The grating equation relates the angle of the position where the bright spots are, the wavelength of the laser, and something called the "period" of the grating. In a CD, that amounts to the distance between two consecutive grooves, AKA the track pitch.

I already know the wavelength of the laser I'm shooting at the CD, and I can figure out the angle of the bright spots by measuring a couple of distances and using trigonometry. Which means that I can use all this data to measure the track pitch of a C. A distance, incidentally, that a bit of prior research on people who had done similar experiments had shown to be 1.6 micrometers  (a micrometre or micron is a unit of length equal to the millionth part of a metre. It has the symbol μm)

So, as I was saying, I am shooting lasers at the CD. I mark the location of the spots, measure all the relevant distances, do all the relevant math, and find a result: 1.49 μm. Well damn. That's not good.

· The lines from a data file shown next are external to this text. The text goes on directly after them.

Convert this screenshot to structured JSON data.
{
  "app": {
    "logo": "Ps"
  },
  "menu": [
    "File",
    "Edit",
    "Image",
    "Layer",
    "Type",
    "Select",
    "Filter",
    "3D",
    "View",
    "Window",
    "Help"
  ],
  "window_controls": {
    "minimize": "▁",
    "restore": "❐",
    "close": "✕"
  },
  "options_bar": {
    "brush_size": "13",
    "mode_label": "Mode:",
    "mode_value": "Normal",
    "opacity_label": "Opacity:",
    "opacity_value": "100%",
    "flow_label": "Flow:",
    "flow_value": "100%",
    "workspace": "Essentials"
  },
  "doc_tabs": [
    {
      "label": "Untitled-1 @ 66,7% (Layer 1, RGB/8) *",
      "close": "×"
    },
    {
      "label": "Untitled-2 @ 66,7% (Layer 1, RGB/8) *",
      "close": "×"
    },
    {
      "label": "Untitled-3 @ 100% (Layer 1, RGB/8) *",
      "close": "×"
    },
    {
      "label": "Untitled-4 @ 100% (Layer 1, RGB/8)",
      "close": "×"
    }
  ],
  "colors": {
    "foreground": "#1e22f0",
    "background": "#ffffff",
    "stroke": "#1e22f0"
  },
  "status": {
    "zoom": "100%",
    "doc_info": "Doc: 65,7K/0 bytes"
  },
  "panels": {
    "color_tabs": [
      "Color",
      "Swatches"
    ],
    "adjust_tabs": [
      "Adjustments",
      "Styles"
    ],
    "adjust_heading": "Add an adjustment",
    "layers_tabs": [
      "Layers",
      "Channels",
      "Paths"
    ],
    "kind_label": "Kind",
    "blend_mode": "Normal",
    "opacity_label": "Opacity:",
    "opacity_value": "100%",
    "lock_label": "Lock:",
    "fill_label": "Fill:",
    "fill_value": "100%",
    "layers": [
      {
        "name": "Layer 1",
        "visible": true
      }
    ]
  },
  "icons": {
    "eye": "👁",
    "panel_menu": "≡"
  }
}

But wait!, you're thinking. Aren't we talking about a difference of 0.1 microns? A tenth of a millionth of a metre? That's a minuscule difference!

It sure might seem that way, but the measurement I was doing was supposed to be much, much more precise. Specifically, with an error margin of 0.02 μm. A result of 1.49 ± 0.02 means that the biggest possible value for the track pitch, given all those measurements, is 1.51. 

So I recheck all my math, measure the distances again, etc, but nothing changes. and I start to get worried. All the other further things I was supposed to do with that CD would be completely pointless, with such a large error. I needed to know what was wrong! 

And so I turned to the internet, and explored the issue, and what do I come across? Well, that the ubiquitous figure of 1.6 μm that everyone keeps quoting is not, in fact, quite so. Certainly, there are CDs with that track pitch. Those are what we call 74 minute CDs. The much more common in modern times 80 minute/700 MB CD, why, that has a 1.5 μm track pitch.

The industry standards for CDs say that track pitch has to be 1.6 ± 0.1 μm, so of course, many assume that 1.6 is the most common. Certainly that was the case with every single previous experiment on the subject I'd checked previously. What happens is that nowadays, CD players are more reliable than they were when the CD was first created, so you can have a CD with grooves closer to each other and you won't have any trouble playing it. A tighter track pitch means more information can be stored in the same space, so naturally you want to take advantage of that and go to the lower end of the allowable range. Thus, 1.5 μm track pitch CDs.

You hear me, people of the future who might consider doing experiments with CD diffraction? The groove spacing or track pitch for a 700 MB / 80 minute CD is 1.5 μm! Don't let everyone else mislead you!

* In theory, there is no requirement that light be from the same source to interfere. In practice, however, what happens is that any observable effects of interference between different sources lasts for too short a time to be seen.